Blood clot formation: The metabolic syndrome disturbances also lead to the formation of blood clots that can block blood vessels and thus cause heart attacks and strokes.
A SERIOUS SOCIETAL PROBLEM
It is currently estimated that 20 to 30 percent of adults in the western world suffer from the metabolic syndrome. Unfortunately, many of them are unaware of that fact. This growing disease has serious consequences: it can double or even triple the risk of having a cardiovascular event such as a heart attack or a stroke.
The metabolic syndrome is also not sparing the younger population. Studies show that nearly a third of overweight adolescents are affected.
HOW CAN WE REDUCE THE RISKS OF COMPLICATIONS ASSOCIATED WITH THE METABOLIC SYNDROME?
Since excess weight is the leading cause of this disease, the cornerstone of treatment is to lose weight. Losing even a small amount of weight (5 to 10 percent of the initial body weight) can have beneficial effects on all metabolic syndrome complications. Among other things, it can help increase HDL (“good”) cholesterol levels, while decreasing triglyceride levels, blood pressure and insulin resistance.
By making certain lifestyle changes, excess weight can be lost for good, which greatly improves health.
Healthy eating The best way to achieve and maintain a healthy body weight is to eat well. The key is to increase your consumption of fruit, vegetables and whole grain products. Another element is to favour fish, poultry and low-fat milk products. You should also reduce your saturated fat and trans fat intake to a minimum. Instead, opt for polyunsaturated fats, which are found in olive and canola oils, for example. Learn to read the Nutrition Facts on prepared foods; you might sometimes be surprised at what these foods contain.
Drink alcohol in moderation, as it can increase triglyceride levels when consumed in excess. The recommended upper limit is 9 drinks per week for women and 14 drinks per week for men.
Physical activity Physical activity is just as important as a healthy diet. It has beneficial effects on every metabolic syndrome component and helps keep weight off in the long term.

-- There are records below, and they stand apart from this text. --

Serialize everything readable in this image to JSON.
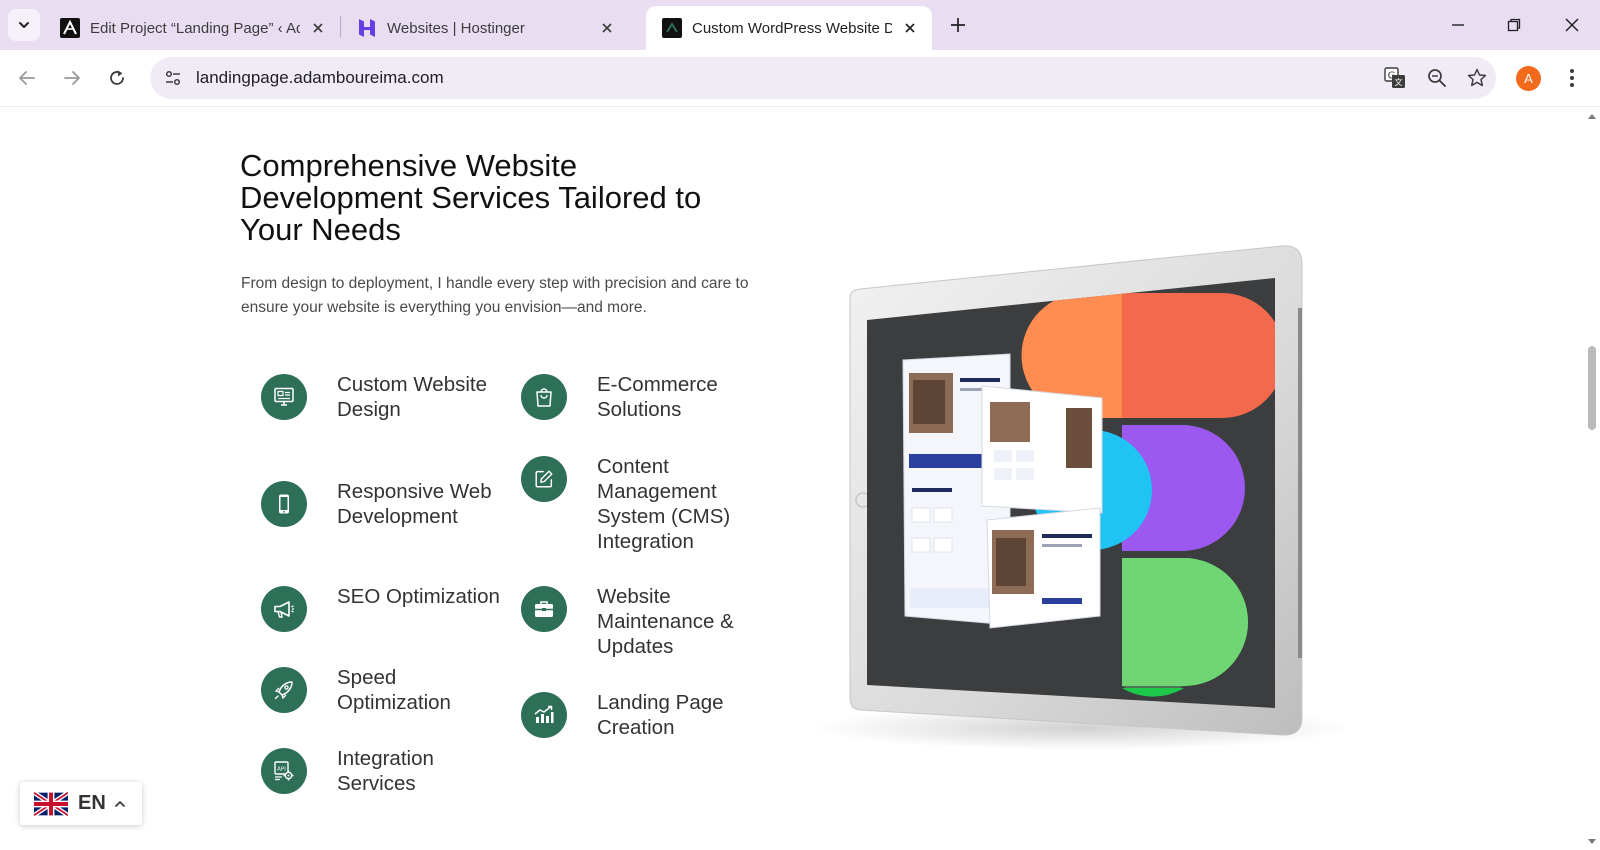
{
  "browser": {
    "tabs": [
      {
        "title": "Edit Project “Landing Page” ‹ Ad",
        "icon": "elementor-logo-icon",
        "active": false
      },
      {
        "title": "Websites | Hostinger",
        "icon": "hostinger-logo-icon",
        "active": false
      },
      {
        "title": "Custom WordPress Website Des",
        "icon": "site-favicon-icon",
        "active": true
      }
    ],
    "url": "landingpage.adamboureima.com",
    "profile_initial": "A",
    "accent_color": "#f26b1d"
  },
  "section": {
    "title": "Comprehensive Website Development Services Tailored to Your Needs",
    "description": "From design to deployment, I handle every step with precision and care to ensure your website is everything you envision—and more.",
    "icon_color": "#2e6f57",
    "services": [
      {
        "label": "Custom Website Design",
        "icon": "monitor-design-icon"
      },
      {
        "label": "E-Commerce Solutions",
        "icon": "shopping-bag-icon"
      },
      {
        "label": "Responsive Web Development",
        "icon": "mobile-phone-icon"
      },
      {
        "label": "Content Management System (CMS) Integration",
        "icon": "edit-square-icon"
      },
      {
        "label": "SEO Optimization",
        "icon": "megaphone-icon"
      },
      {
        "label": "Website Maintenance & Updates",
        "icon": "toolbox-icon"
      },
      {
        "label": "Speed Optimization",
        "icon": "rocket-icon"
      },
      {
        "label": "Landing Page Creation",
        "icon": "growth-chart-icon"
      },
      {
        "label": "Integration Services",
        "icon": "api-gear-icon"
      }
    ]
  },
  "language_switcher": {
    "label": "EN",
    "flag": "uk-flag-icon"
  }
}
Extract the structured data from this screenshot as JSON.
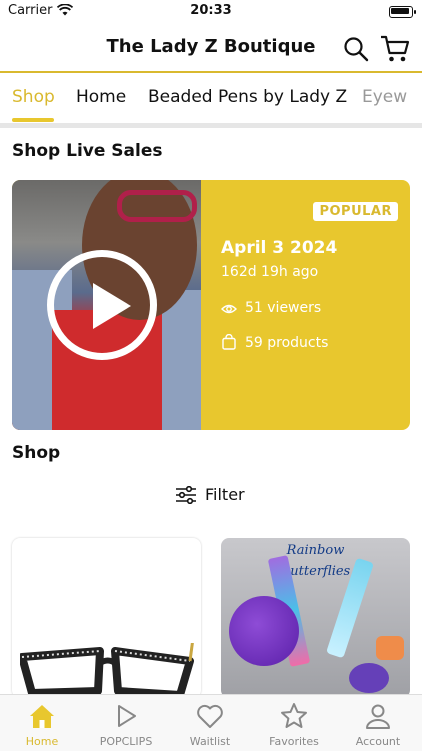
{
  "status": {
    "carrier": "Carrier",
    "time": "20:33"
  },
  "header": {
    "title": "The Lady Z Boutique"
  },
  "tabs": [
    "Shop",
    "Home",
    "Beaded Pens by Lady Z",
    "Eyew"
  ],
  "live_section": {
    "title": "Shop Live Sales",
    "badge": "POPULAR",
    "date": "April 3 2024",
    "countdown": "162d 19h ago",
    "viewers": "51 viewers",
    "products": "59 products"
  },
  "shop_section": {
    "title": "Shop",
    "filter_label": "Filter",
    "product2_title_line1": "Rainbow",
    "product2_title_line2": "Butterflies"
  },
  "bottom_nav": [
    {
      "label": "Home",
      "icon": "home-icon",
      "active": true
    },
    {
      "label": "POPCLIPS",
      "icon": "play-icon",
      "active": false
    },
    {
      "label": "Waitlist",
      "icon": "heart-icon",
      "active": false
    },
    {
      "label": "Favorites",
      "icon": "star-icon",
      "active": false
    },
    {
      "label": "Account",
      "icon": "person-icon",
      "active": false
    }
  ],
  "colors": {
    "accent": "#e8c72e",
    "accent_text": "#d9b92f"
  }
}
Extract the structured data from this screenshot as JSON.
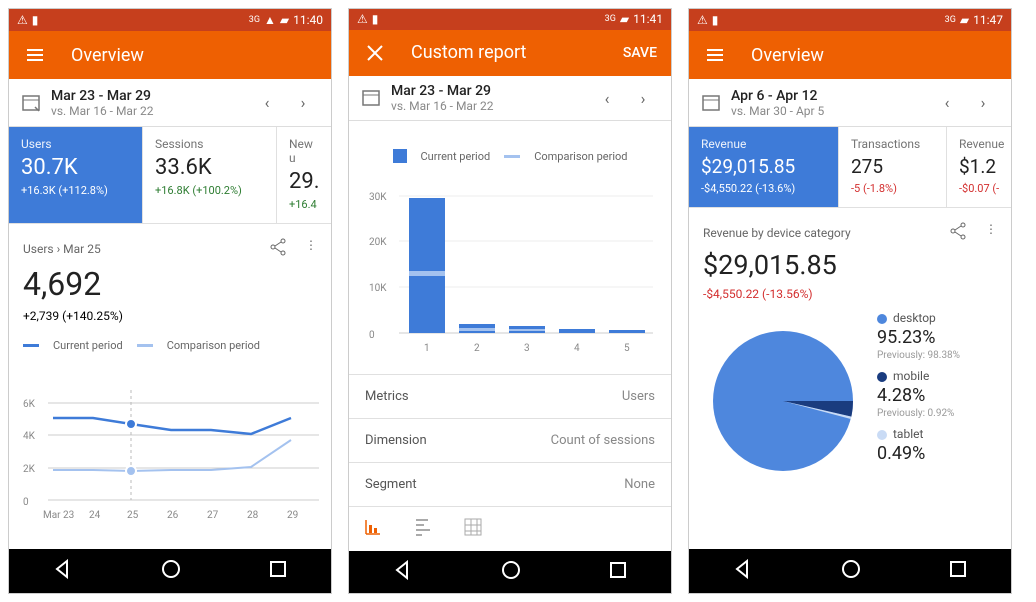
{
  "screens": [
    {
      "status_time": "11:40",
      "appbar": {
        "title": "Overview",
        "left_icon": "hamburger-icon"
      },
      "date": {
        "range": "Mar 23 - Mar 29",
        "compare": "vs. Mar 16 - Mar 22"
      },
      "tabs": [
        {
          "label": "Users",
          "value": "30.7K",
          "delta": "+16.3K (+112.8%)",
          "active": true
        },
        {
          "label": "Sessions",
          "value": "33.6K",
          "delta": "+16.8K (+100.2%)"
        },
        {
          "label": "New u",
          "value": "29.",
          "delta": "+16.4",
          "cut": true
        }
      ],
      "detail": {
        "path": "Users › Mar 25",
        "value": "4,692",
        "delta": "+2,739 (+140.25%)",
        "delta_color": "green"
      },
      "legend": {
        "a": "Current period",
        "b": "Comparison period"
      }
    },
    {
      "status_time": "11:41",
      "appbar": {
        "title": "Custom report",
        "left_icon": "close-icon",
        "action": "SAVE"
      },
      "date": {
        "range": "Mar 23 - Mar 29",
        "compare": "vs. Mar 16 - Mar 22"
      },
      "legend": {
        "a": "Current period",
        "b": "Comparison period"
      },
      "rows": [
        {
          "k": "Metrics",
          "v": "Users"
        },
        {
          "k": "Dimension",
          "v": "Count of sessions"
        },
        {
          "k": "Segment",
          "v": "None"
        }
      ]
    },
    {
      "status_time": "11:47",
      "appbar": {
        "title": "Overview",
        "left_icon": "hamburger-icon"
      },
      "date": {
        "range": "Apr 6 - Apr 12",
        "compare": "vs. Mar 30 - Apr 5"
      },
      "tabs": [
        {
          "label": "Revenue",
          "value": "$29,015.85",
          "delta": "-$4,550.22 (-13.6%)",
          "active": true
        },
        {
          "label": "Transactions",
          "value": "275",
          "delta": "-5 (-1.8%)",
          "delta_color": "red"
        },
        {
          "label": "Revenue",
          "value": "$1.2",
          "delta": "-$0.07 (-",
          "delta_color": "red",
          "cut": true
        }
      ],
      "detail": {
        "path": "Revenue by device category",
        "value": "$29,015.85",
        "delta": "-$4,550.22 (-13.56%)",
        "delta_color": "red"
      },
      "pie": [
        {
          "label": "desktop",
          "pct": "95.23%",
          "prev": "Previously: 98.38%",
          "color": "#4e87dd"
        },
        {
          "label": "mobile",
          "pct": "4.28%",
          "prev": "Previously: 0.92%",
          "color": "#1a3c7f"
        },
        {
          "label": "tablet",
          "pct": "0.49%",
          "color": "#c9dbf5"
        }
      ]
    }
  ],
  "chart_data": [
    {
      "type": "line",
      "categories": [
        "Mar 23",
        "24",
        "25",
        "26",
        "27",
        "28",
        "29"
      ],
      "series": [
        {
          "name": "Current period",
          "values": [
            5000,
            5000,
            4700,
            4400,
            4400,
            4200,
            5000
          ]
        },
        {
          "name": "Comparison period",
          "values": [
            2000,
            2000,
            1950,
            2000,
            2000,
            2200,
            3600
          ]
        }
      ],
      "ylim": [
        0,
        6000
      ],
      "ylabel": "",
      "highlight_x": "25"
    },
    {
      "type": "bar",
      "categories": [
        "1",
        "2",
        "3",
        "4",
        "5"
      ],
      "series": [
        {
          "name": "Current period",
          "values": [
            29000,
            2000,
            1500,
            800,
            500
          ]
        },
        {
          "name": "Comparison period",
          "values": [
            13000,
            1000,
            800,
            400,
            300
          ]
        }
      ],
      "ylim": [
        0,
        30000
      ],
      "ylabel": ""
    },
    {
      "type": "pie",
      "series": [
        {
          "name": "desktop",
          "value": 95.23
        },
        {
          "name": "mobile",
          "value": 4.28
        },
        {
          "name": "tablet",
          "value": 0.49
        }
      ]
    }
  ]
}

No need to become an athlete! Instead, learn to keep moving: take your dog for a walk, take the stairs rather than the elevator, park your car a little further, get off the bus a stop early and walk the rest of the way… Find activities you enjoy and integrate them into your daily routine.
There is no magic formula for losing weight. Excess calories don’t just disappear – they accumulate and lead to weight gain. The only way to lose weight is to burn more calories than you consume. Changes to your diet must therefore be combined with an increase in your physical activity level in order to result in weight loss.
Smoking worsens the problems associated with the metabolic syndrome. It makes blood vessel walls more fragile, which exposes smokers to a greater risk of heart attack, stroke, angina and atherosclerosis. Quitting smoking is always beneficial to your health, no matter how many cigarettes a day you smoke or the number of years you have been smoking.
It’s never too late to make lifestyle changes. Everyone can benefit, no matter what their age or health status. However, if you wish to make several changes to your lifestyle, do it gradually, one aspect at a time. If you make too many changes at once, you may get discouraged. In addition, if you suffer from a chronic illness, speak to your healthcare professionals before making these changes. They can help you determine which changes will be the most beneficial and appropriate to your health status.
Give yourself a gift this year: take your health in hand!